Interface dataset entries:
--
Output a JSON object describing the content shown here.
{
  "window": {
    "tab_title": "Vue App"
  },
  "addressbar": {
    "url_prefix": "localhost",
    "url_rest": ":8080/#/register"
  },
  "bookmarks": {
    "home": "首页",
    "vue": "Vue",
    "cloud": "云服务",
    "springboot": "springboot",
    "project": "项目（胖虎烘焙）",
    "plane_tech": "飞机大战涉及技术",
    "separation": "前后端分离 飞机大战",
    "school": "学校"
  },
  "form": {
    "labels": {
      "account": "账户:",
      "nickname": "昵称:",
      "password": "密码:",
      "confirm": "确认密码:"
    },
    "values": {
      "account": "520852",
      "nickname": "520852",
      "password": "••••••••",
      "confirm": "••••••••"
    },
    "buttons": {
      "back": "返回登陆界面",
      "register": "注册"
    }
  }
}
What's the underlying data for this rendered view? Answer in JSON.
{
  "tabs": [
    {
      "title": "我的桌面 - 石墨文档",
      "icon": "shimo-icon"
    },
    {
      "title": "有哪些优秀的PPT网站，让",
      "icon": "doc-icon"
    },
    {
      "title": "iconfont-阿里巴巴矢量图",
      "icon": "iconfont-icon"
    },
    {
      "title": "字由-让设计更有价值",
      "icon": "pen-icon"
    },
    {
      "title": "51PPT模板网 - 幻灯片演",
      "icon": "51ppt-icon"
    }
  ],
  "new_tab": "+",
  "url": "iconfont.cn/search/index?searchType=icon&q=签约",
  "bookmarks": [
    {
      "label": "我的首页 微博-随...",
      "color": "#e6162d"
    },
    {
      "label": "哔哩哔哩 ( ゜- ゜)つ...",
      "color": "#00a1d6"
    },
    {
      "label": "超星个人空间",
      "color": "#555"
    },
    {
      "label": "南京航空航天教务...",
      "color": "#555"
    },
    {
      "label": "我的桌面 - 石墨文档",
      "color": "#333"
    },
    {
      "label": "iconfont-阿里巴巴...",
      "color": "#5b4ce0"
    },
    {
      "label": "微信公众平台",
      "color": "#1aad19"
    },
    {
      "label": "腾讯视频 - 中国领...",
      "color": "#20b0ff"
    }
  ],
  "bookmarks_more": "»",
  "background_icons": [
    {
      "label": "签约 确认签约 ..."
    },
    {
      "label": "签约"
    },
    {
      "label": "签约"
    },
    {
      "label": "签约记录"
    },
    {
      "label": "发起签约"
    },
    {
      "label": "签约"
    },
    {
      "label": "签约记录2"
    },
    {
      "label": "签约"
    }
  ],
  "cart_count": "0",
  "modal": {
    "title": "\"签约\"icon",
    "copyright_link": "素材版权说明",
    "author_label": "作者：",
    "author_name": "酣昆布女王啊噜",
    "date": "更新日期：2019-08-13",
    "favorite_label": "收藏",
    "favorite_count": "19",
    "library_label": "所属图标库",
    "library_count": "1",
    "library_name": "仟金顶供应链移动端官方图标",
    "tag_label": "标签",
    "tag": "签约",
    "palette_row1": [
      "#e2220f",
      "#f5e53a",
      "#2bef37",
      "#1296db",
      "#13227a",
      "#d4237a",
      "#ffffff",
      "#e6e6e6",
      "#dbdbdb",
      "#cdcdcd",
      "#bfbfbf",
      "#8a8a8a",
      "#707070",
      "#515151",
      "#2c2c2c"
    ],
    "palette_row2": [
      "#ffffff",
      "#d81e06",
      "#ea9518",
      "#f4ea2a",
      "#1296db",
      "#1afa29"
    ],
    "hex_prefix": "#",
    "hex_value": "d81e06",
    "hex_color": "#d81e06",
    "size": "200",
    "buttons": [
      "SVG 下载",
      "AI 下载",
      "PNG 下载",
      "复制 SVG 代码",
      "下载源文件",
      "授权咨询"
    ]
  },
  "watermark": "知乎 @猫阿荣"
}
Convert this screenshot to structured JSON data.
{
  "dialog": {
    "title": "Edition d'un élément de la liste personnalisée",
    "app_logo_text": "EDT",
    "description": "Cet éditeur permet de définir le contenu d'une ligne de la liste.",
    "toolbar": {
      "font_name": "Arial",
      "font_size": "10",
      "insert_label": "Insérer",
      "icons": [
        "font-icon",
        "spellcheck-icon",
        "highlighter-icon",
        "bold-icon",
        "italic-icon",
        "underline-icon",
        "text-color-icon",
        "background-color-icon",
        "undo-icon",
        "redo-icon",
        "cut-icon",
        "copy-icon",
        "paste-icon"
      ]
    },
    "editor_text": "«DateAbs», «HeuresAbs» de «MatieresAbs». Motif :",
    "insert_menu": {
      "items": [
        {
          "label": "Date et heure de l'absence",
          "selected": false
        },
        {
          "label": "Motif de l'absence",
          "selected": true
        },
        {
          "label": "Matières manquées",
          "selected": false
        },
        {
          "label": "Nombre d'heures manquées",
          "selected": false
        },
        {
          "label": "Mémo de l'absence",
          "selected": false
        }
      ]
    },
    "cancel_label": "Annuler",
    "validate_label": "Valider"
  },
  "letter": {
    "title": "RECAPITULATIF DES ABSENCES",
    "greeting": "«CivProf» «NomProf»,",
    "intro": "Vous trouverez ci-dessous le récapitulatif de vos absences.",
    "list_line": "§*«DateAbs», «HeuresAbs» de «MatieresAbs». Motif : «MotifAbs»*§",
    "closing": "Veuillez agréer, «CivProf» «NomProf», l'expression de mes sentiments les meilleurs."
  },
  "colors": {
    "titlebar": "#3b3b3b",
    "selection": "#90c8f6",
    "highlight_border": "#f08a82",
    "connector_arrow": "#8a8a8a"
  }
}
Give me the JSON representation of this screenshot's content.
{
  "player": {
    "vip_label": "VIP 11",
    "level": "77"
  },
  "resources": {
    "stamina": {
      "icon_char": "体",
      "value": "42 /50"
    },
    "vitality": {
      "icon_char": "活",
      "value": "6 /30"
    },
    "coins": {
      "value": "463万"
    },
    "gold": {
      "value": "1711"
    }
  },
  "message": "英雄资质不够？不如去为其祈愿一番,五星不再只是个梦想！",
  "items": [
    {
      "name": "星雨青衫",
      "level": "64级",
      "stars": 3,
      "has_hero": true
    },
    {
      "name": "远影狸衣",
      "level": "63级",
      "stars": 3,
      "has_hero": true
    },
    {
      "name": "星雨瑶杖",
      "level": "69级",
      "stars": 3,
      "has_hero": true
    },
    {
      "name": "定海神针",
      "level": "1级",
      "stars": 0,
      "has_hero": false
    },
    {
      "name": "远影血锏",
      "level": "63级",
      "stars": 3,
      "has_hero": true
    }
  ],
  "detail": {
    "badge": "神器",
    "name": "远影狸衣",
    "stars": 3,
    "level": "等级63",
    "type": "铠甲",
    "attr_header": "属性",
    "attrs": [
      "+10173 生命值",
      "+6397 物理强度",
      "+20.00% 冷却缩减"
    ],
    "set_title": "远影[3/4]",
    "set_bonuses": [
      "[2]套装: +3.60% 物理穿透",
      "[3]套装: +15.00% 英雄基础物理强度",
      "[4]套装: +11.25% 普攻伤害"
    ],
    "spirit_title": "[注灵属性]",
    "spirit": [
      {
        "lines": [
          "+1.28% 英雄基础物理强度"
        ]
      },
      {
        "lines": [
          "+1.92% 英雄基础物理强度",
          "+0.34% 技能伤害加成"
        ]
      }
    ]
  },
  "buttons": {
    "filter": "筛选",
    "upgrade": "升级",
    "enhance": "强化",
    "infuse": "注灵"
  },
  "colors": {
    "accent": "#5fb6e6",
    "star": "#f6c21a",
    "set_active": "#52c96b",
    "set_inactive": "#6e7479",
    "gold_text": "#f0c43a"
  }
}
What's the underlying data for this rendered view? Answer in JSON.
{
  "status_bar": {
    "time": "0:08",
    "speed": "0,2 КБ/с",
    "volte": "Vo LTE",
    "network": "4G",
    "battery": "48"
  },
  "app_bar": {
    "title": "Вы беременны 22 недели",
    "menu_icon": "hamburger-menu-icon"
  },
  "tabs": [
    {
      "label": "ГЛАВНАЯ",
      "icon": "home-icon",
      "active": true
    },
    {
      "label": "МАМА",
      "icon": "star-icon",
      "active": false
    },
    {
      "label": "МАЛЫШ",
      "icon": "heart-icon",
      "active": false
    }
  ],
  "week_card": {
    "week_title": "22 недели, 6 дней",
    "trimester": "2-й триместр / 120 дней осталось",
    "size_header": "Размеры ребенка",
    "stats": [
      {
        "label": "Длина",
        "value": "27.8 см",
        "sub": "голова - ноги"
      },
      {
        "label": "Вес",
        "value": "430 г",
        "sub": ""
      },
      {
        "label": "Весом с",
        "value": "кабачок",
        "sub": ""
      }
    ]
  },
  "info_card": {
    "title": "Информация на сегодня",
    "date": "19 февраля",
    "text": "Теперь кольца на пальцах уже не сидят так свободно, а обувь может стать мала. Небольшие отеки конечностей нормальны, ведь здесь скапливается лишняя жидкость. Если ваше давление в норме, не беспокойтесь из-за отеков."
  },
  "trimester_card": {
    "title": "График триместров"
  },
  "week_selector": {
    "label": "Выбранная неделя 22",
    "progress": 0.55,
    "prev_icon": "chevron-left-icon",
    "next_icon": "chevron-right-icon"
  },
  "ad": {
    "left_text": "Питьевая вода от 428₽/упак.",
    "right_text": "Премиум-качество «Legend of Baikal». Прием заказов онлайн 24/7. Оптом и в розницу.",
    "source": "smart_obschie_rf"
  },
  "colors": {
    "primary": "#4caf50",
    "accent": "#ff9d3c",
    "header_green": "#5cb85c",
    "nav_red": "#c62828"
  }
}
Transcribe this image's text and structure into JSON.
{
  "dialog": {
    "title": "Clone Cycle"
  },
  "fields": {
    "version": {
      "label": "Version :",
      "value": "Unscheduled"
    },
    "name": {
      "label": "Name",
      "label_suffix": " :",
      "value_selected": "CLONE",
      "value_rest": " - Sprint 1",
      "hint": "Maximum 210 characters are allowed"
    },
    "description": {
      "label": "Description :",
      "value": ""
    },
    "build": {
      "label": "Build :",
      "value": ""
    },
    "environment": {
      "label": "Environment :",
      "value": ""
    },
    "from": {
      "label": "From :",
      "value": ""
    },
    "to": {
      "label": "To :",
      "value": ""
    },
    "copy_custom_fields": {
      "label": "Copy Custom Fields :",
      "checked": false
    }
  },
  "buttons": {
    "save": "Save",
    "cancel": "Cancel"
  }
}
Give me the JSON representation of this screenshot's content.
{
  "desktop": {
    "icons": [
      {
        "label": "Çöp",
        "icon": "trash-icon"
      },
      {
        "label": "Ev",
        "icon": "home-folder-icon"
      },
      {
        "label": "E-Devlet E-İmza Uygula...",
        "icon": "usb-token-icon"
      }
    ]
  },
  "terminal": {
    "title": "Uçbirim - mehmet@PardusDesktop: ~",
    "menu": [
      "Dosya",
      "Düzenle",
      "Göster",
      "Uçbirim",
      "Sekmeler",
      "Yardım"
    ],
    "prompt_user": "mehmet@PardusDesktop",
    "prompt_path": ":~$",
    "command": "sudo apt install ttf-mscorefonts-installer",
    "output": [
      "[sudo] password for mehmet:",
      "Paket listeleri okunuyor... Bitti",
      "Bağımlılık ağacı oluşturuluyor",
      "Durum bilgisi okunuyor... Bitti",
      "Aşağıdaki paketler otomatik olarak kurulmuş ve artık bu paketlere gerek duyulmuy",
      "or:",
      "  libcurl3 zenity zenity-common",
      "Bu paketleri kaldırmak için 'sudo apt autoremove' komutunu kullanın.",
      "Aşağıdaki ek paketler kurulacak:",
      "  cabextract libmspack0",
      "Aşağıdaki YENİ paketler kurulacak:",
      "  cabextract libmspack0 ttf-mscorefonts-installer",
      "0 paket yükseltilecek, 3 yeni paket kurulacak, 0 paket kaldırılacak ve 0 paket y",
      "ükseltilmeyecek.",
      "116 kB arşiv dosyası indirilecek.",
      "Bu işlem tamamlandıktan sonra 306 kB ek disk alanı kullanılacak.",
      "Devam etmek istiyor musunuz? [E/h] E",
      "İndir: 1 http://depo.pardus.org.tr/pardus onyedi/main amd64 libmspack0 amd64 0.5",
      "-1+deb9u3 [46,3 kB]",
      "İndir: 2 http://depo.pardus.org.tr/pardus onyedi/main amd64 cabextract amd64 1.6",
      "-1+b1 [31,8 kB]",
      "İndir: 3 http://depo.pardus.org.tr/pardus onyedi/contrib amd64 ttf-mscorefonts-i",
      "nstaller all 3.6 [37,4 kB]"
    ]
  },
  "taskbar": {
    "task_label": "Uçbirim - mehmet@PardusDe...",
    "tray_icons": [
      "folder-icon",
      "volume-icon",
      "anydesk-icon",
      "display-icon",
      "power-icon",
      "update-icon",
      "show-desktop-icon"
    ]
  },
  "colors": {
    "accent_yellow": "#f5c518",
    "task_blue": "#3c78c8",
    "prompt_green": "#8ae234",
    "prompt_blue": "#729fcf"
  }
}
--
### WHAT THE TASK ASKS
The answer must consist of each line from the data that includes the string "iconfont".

### SOLUTION FOR THIS TASK
      "title": "iconfont-阿里巴巴矢量图",
      "icon": "iconfont-icon"
  "url": "iconfont.cn/search/index?searchType=icon&q=签约",
      "label": "iconfont-阿里巴巴...",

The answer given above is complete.